125 million workers in Asia-Pacific at risk of unemployment
Currently, more than 4 out of 5 people (81%) in the global workforce of 3.3 billion are affected by full or partial workplace closures because of COVID-19. If the pandemic drags on without adequate measures being taken, 6.7% of working hours globally, or equivalent to 195 million full-time workers, will be wiped out in the second quarter of 2020, warned the International Labour Organisation (ILO) in a new report.
“Workers and businesses are facing catastrophe, in both developed and developing economies,” said Guy Ryder, ILO’s director-general. “we have to move fast, decisively, and together. The right and urgent measures could make the difference between survival and collapse.”
Asia-Pacific is expected to be worst affected, with 125 million full-time workers facing the prospect of unemployment. Europe is projected to lose 12 million full-time jobs, with Arab states accounting for 5 million full-time workers.

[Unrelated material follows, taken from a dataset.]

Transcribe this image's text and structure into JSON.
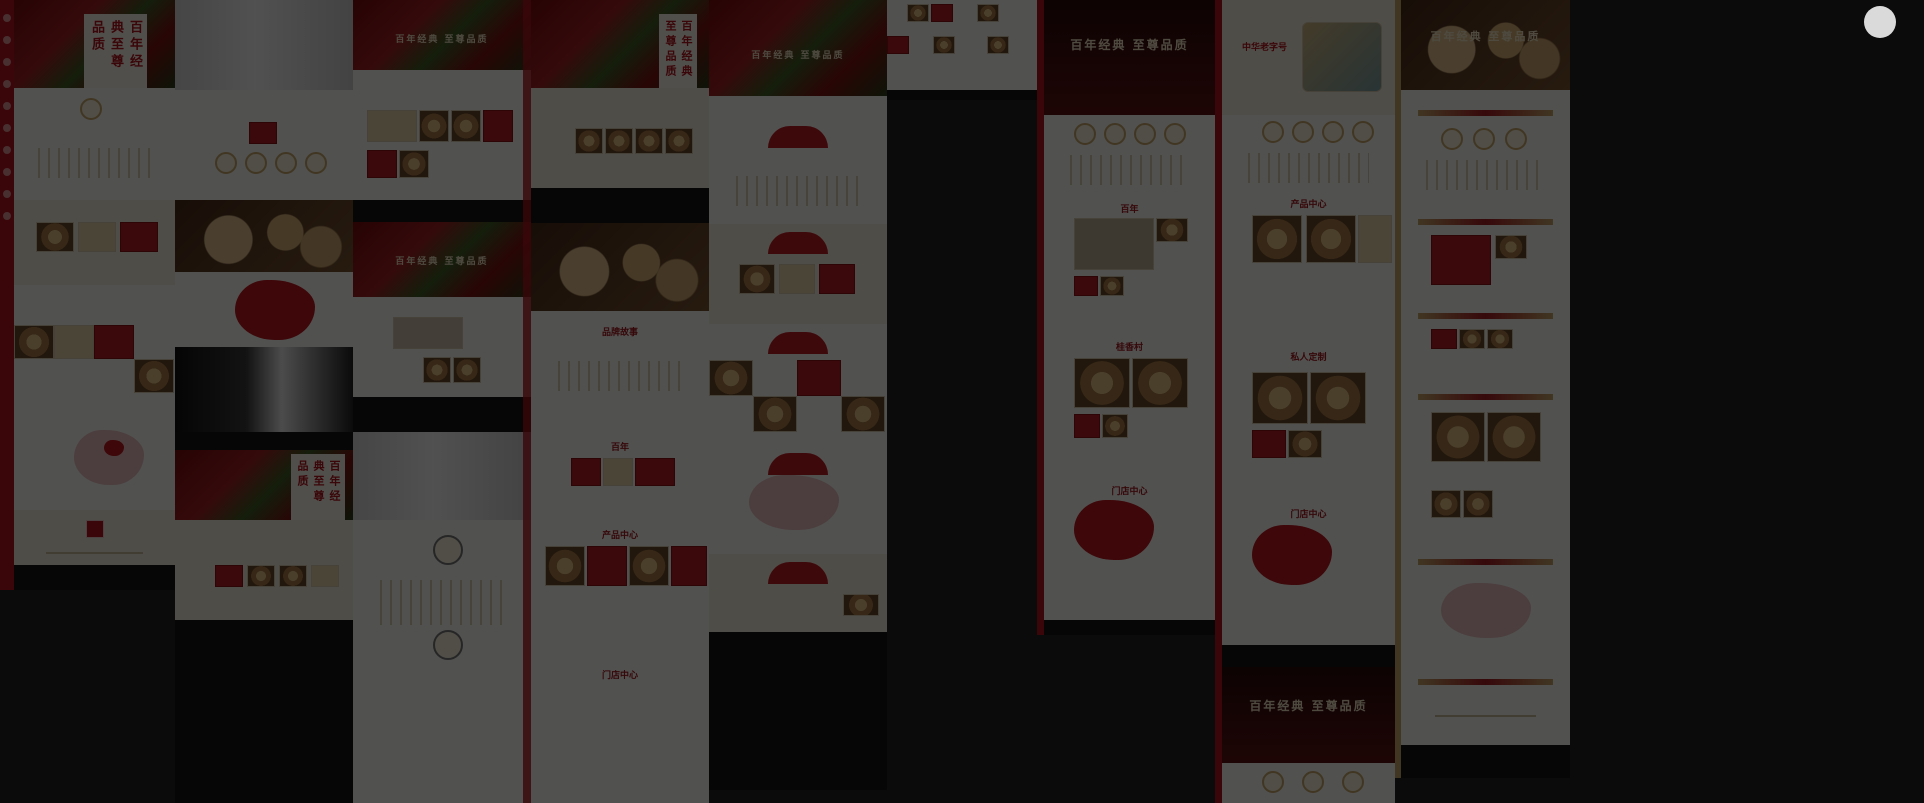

Huge losses are expected across different income groups but especially in upper-middle income countries (7%, 100 million full-time workers), while the sectors deemed most at risk include accommodation and food services, manufacturing, retail, as well as business and administrative activities.
Calling this “the greatest test for international cooperation in more than 75 years,” the ILO’s Ryder warned of a domino effect around the world. “If one country fails, then we all fail. We must find solutions that help all segments of our global society, particularly those that are most vulnerable or least able to help themselves.”
The ILO report estimated that 1.25 billion workers are currently employed in the sectors identified as being at high risk of “drastic and devastating” increases in layoffs and reductions in wages and working hours. Many are in low-paid, low-skilled jobs, where a sudden loss of income can be crippling.
Urging governments around the world to implement measures that can limit COVID-19’s immediate and long-term impact, Ryder concluded, “The choices we make today will directly affect the way this crisis unfolds and so, the lives of billions of people. We must aim to build back better so that our new systems are safer, fairer and more sustainable than those that allowed this crisis to happen.”